Fla. worker dumbfounded to find foster girl gone
MIAMI (AP) -- A veteran state child welfare worker testified Wednesday that she was dumbfounded to learn in spring 2002 that foster child Rilya Wilson had been missing for more than a year and no records seemed to exist to explain her whereabouts.
Dora Betancourt, a 35-year employee of the Department of Children and Families, said she couldn't understand why the girl's caretaker, Geralyn Graham, was claiming that an unknown DCF worker had taken her in January 2001 for a mental evaluation and never returned her.
"I was in disbelief," Betancourt testified. "It didn't make sense at all."
Graham, 66, is on trial for murder in Rilya's disappearance. Prosecutors say Graham smothered Rilya with a pillow and buried her near a lake or canal. Graham insists she did not harm the child, whose body has never been found. The trial is expected to continue for several weeks. Graham faces life in prison if convicted.
Betancourt said she found a number of inconsistencies as she investigated the case. Graham said she was Rilya's paternal grandmother, but state documents said the girl was in the custody of a non-relative -- Graham's companion, Pamela Graham. Geralyn Graham also told Betancourt the two were sisters, which is not true.
There appeared to be no record of required monthly DCF caseworker visits from January 2001 until April 2002, when Betancourt began preparing papers for the Grahams to adopt Rilya and a younger sibling. It also appeared that Graham had been receiving welfare checks as if Rilya were living at her home for all those months she was missing.
Betancourt said she went to visit Rilya and was met by Graham in the driveway of her home. There was no sign of Rilya.
"Where's Rilya?," Betancourt testified that she asked Graham. "She said, `I thought you were bringing her.' I said, `What do you mean?"'

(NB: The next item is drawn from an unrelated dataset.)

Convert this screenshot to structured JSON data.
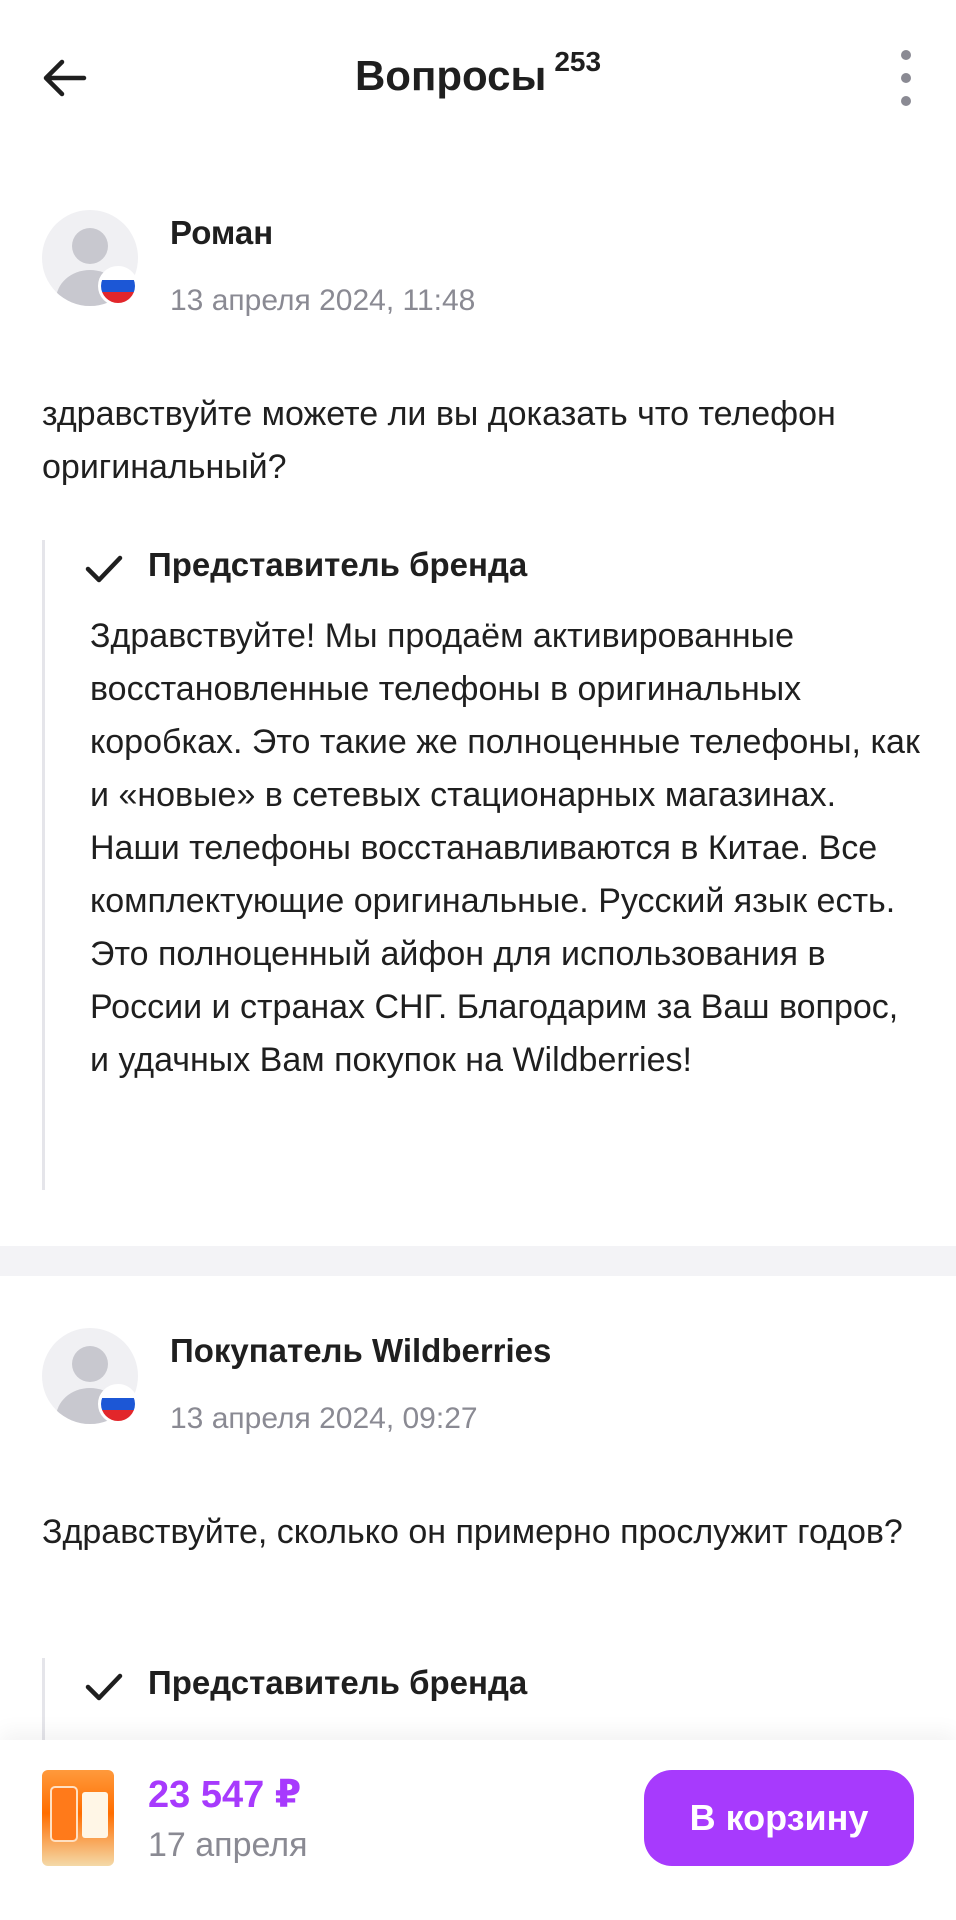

Graham went on to explain, according to Betancourt, that the mental evaluation had been ordered because Rilya was having severe psychological problems, including urinating and defecating all around the house. Graham told Betancourt she had called a DCF supervisor several times about the girl's problems and that another employee had taken Rilya for tests and never brought her home.
"Did she say `Where is my child?' Did she demand to know?" asked prosecutor Sally Weintraub.
"No," Betancourt replied. "She didn't seem like she was upset."
Monica Porrata, who was Betancourt's DCF supervisor at the time, said none of the required court orders or medical referrals for a foster child's mental evaluation were found in official files. And even if such an evaluation had been ordered, it would have been highly unusual for the girl not to be returned immediately to her home, Porrata added.
"After the appointment, she would be brought back home," she testified.
Betancourt said she searched through records at various DCF units for any trace of Rilya and found nothing. She checked county schools rolls, Medicaid records, anything that might provide a clue. But it seemed as though the girl had simply been lost.
"I was upset. I was still in shock that this was happening," she said.
On Tuesday, former DCF caseworker Deborah Muskelly admitted that she did not perform monthly in-person visits with Rilya after January 2001 and faked travel vouchers indicating she had gone to the home. Muskelly resigned, pleaded guilty to misconduct charges and was placed on five years' probation.
Rilya's disappearance and the state's failure to learn about if for so long became a statewide scandal that had a broad impact on DCF and its policies, including high-level resignations and launching of a new child tracking system. In addition, state lawmakers made it a crime to falsify records of visits between caseworkers and children in the agency's care.
(Copyright 2012 by The Associated Press. All Rights Reserved.)